[Entries from a dataset of interfaces]

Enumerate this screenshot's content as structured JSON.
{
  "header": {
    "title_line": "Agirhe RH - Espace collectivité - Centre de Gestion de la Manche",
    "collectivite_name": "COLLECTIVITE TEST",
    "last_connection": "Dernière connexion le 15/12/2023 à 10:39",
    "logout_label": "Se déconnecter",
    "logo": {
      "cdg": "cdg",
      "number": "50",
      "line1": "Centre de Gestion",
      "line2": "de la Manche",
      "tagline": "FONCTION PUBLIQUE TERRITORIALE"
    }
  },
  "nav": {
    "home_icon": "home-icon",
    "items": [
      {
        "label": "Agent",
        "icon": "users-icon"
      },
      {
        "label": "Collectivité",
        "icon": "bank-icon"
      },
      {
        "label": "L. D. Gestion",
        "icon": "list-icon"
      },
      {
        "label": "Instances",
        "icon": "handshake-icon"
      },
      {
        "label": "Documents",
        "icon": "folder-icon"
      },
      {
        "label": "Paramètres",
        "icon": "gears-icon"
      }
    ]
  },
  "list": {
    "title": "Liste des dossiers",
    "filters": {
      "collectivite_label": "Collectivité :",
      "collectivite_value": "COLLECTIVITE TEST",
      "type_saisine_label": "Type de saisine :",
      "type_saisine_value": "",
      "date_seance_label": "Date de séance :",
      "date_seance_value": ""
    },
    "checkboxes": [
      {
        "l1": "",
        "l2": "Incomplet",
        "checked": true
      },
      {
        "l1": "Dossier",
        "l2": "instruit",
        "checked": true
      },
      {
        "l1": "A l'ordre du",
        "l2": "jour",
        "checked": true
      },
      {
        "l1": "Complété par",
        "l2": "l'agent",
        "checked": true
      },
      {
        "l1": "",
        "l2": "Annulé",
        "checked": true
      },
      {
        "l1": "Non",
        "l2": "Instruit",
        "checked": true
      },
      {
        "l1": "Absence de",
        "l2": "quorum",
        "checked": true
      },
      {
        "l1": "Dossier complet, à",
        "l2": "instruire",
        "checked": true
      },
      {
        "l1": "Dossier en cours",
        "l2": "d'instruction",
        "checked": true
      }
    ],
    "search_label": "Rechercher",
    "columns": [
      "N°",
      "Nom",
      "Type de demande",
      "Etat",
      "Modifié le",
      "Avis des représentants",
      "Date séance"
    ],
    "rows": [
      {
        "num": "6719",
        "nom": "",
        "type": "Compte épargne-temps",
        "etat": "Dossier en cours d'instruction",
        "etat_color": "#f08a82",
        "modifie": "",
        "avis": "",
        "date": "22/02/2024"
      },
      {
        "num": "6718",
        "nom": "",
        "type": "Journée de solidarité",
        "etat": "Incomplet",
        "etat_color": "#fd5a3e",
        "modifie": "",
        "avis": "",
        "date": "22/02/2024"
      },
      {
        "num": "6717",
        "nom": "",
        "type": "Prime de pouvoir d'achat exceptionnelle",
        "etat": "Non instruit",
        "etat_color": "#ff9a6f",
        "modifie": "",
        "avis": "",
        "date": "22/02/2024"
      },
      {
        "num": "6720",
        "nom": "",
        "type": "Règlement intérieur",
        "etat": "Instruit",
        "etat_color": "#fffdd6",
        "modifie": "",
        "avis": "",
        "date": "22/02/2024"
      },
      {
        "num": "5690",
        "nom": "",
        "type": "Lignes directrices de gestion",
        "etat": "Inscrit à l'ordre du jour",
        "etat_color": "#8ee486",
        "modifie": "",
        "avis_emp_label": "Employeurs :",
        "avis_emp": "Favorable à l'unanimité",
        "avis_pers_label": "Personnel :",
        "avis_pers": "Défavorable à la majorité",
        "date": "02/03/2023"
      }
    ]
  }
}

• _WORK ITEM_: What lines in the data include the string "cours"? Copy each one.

• _COMPLETED EXERCISE_:
        "l1": "Dossier en cours",
        "etat": "Dossier en cours d'instruction",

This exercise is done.